Steward Update, Vol. 15, No. 3
Strategic Grievance Handling
Think twice before you file that grievance: there may be a better way to reach your objective
Imagine a doctor who tells every patient to take aspirin no matter what the ailment, or a carpenter whose only tool is a hammer.
No, this isn’t an article about HMO’s or an ad for tools. It’s about thinking strategically when you file grievances. Rather than “prescribe” a written grievance for every problem your co-workers encounter on the job, or view every workplace issue as a “nail” that needs pounding, you can be more thoughtful and strategic — and strengthen your union and its ability to fight for the workers — by asking and answering questions like those below.
Is this a continuing problem or a one-time occurrence?
When you’ve got a situation where one member is unfairly disciplined for absenteeism, a grievance that challenges management’s action might be exactly the right thing to do. But what if the discipline is part of a new, harsh attendance policy, and this one discipline is the beginning of management’s expected crackdown? Filing one grievance at a time may never get you the solution you need, at least not in a timely manner. But dealing with the policy with some group grievances and actions, and perhaps making it an issue in bargaining, might get better and faster results.
If this case going to create a precednet, is it the right test case?
If you decide to challenge management’s new attendance policy through a grievance, you want to make sure you have a case that very clearly demonstrates the unfairness of the policy to an arbitrator. If the grievance goes to arbitration and you lose, you may be stuck with the result for a long time. It is often wiser — a better strategy — to wait for a stronger case or series of cases that the union can take to arbitration with the hope of getting a favorable decision or a good settlement from management.

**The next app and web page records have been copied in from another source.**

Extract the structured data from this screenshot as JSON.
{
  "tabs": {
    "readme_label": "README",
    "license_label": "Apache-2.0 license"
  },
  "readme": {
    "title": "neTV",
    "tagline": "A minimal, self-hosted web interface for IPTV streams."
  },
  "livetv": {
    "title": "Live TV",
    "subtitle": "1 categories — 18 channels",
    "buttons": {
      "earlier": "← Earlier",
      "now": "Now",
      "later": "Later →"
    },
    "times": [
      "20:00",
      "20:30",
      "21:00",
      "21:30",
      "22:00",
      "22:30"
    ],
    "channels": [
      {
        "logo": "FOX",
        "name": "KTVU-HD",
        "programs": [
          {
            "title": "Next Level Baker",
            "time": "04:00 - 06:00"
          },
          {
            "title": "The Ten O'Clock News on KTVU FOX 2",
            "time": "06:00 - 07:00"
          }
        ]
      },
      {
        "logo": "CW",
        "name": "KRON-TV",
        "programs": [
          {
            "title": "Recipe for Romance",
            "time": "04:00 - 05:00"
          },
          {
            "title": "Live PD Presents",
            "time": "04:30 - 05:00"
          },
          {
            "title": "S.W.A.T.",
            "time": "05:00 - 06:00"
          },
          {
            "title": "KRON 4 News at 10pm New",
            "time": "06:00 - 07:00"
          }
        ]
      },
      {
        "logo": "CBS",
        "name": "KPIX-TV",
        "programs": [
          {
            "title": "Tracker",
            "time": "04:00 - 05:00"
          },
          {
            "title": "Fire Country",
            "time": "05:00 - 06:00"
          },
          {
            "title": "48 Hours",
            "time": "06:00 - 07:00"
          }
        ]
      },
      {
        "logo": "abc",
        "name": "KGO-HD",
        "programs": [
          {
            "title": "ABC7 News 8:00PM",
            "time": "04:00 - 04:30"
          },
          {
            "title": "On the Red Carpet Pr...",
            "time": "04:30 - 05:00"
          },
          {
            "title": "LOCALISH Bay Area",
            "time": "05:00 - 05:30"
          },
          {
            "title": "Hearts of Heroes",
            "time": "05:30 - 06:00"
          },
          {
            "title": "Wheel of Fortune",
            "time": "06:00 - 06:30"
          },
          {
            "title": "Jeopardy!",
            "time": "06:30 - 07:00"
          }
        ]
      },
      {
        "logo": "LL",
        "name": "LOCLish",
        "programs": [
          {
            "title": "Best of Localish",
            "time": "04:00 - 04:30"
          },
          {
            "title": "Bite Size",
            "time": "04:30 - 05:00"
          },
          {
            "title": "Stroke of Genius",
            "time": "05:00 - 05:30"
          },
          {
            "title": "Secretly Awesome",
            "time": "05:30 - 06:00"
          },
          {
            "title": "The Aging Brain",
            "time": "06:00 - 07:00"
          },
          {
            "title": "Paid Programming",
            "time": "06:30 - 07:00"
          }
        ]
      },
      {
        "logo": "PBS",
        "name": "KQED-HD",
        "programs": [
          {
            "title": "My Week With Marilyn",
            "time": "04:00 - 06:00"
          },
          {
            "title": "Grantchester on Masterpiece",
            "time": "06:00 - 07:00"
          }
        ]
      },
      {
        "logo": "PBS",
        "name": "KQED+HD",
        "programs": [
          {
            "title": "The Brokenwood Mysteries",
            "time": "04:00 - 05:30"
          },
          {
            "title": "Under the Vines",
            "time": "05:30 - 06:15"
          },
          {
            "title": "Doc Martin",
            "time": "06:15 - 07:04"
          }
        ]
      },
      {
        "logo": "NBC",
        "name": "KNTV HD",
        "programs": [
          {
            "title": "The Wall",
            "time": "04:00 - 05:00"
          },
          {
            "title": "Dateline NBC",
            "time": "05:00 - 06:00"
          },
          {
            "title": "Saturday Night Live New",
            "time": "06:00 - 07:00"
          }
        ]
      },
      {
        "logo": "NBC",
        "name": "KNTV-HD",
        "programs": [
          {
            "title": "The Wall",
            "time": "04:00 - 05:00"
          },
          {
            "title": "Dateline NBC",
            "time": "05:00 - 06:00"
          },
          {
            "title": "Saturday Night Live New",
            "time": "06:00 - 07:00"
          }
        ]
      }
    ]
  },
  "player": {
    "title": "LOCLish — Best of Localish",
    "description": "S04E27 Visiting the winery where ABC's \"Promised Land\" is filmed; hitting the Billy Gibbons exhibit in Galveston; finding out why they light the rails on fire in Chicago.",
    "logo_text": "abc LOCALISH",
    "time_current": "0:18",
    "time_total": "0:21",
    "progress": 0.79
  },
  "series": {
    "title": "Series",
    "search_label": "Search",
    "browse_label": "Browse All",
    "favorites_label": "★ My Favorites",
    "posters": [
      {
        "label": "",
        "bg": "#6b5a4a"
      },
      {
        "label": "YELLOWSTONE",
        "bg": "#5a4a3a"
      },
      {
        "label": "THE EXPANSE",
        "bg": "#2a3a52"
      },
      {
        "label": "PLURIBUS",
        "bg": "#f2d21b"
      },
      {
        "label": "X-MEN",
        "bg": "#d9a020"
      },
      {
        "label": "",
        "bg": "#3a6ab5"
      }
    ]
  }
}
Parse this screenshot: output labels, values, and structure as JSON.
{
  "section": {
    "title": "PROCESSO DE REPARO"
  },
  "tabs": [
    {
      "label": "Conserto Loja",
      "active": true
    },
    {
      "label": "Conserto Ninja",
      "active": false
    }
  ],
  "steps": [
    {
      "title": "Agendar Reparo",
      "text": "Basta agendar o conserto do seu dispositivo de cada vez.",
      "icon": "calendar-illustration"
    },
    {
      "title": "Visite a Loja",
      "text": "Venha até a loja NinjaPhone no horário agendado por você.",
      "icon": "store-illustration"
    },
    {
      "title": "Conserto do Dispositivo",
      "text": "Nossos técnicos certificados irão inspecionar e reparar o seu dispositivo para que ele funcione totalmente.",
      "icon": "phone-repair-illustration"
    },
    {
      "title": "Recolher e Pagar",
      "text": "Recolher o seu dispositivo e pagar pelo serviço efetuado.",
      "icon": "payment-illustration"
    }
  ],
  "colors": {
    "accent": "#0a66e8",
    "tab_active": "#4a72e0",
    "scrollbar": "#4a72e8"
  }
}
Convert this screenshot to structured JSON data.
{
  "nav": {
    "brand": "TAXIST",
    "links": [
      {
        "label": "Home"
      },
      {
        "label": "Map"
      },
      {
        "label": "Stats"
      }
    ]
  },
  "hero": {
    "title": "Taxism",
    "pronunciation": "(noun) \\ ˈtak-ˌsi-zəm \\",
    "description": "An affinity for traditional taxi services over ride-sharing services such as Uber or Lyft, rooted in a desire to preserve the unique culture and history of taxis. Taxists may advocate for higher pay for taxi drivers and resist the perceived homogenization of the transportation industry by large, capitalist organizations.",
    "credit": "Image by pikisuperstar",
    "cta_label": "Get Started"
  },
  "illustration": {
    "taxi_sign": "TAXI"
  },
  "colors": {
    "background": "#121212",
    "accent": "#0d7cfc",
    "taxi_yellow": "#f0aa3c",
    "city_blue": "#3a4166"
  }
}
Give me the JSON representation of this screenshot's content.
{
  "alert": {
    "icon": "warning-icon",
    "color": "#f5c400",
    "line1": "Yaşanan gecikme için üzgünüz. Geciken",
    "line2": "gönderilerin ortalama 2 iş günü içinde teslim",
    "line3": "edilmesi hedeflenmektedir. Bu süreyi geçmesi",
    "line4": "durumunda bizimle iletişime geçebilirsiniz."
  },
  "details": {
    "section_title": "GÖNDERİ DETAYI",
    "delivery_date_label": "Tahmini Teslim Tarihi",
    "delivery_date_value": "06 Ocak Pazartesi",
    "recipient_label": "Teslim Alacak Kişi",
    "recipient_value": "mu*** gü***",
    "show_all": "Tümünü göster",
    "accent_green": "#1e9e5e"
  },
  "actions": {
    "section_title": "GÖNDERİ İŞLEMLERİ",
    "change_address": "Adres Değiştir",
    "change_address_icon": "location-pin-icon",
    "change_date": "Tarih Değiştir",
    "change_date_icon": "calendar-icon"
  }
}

Who has the power and authority to relsove the issue?
It’s not always clear who in management can resolve an issue. Often stewards are tempted to “beat up on” the closest or nastiest manager or Human Resources representative they can find. But if these are not the people who can change things, you are wasting a lot of energy and time on the wrong targets. It may take some probing to find out just who in management has the final say on an issue, but it’s time well spent.
What is the source of the problem?
Let’s say you are about to file your umpteenth grievance over an incident where a member curses out a supervisor — a supervisor who routinely provokes these incidents by “forgetting” to talk to employees with the proper respect. Does one more grievance challenging the discipline do anything to attack the source of the problem? A more strategic approach might be a group grievance about the supervisor’s unacceptable behavior.
Besides grievances, how else can we resolve this problem?
Would even an arbitrator’s decision telling the disrespectful supervisor to “cease and desist” change the situation?
Perhaps yes, but more likely the problem will continue until you change or expand your strategy and tactics. It might be time for some kind of demonstration. Or giving the silent treatment to the supervisor. Or filing a discrimination charge (if some of the supervisor's comments or conduct constitute unlawful discrimination). Or all of the above.
Like the carpenter with only a hammer, a steward whose toolbelt contains only grievance forms doesn’t have all the tools necessary to get the job done.
What forces are in the way of resloving the problem?
Let’s say the disrespectful supervisor is getting the best productivity that management has ever seen from the workers. Does upper management have much incentive to lean on him to clean up his act? No, so your strategic thinking might lead you to come up with a group plan that offsets the productivity gains. Perhaps bringing large numbers of workers to long grievance “meetings” with management, or making sure everyone is taking enough time to do every job exactly correctly and safely, will give you the leverage you need to achieve a solution.
Or maybe the reason management is dragging its feet on reining in the offending supervisor is its concern that it will cause them to lose “face” — look bad in front of the workers and weaken other supervisors. If this is the case, then you and your members need to do some strategic thinking about whether it’s worth it to give management a face-saving way out of the situation.
So the next time management gives your members a “headache” don’t just reach for the grievance aspirin. Stop and think strategically about other alternatives. And remember, sometimes it takes something other than a hammer to screw management’s bad decisions to the wall.
— Ken Margolies. The writer is on the labor education faculty at Cornell Univeristy.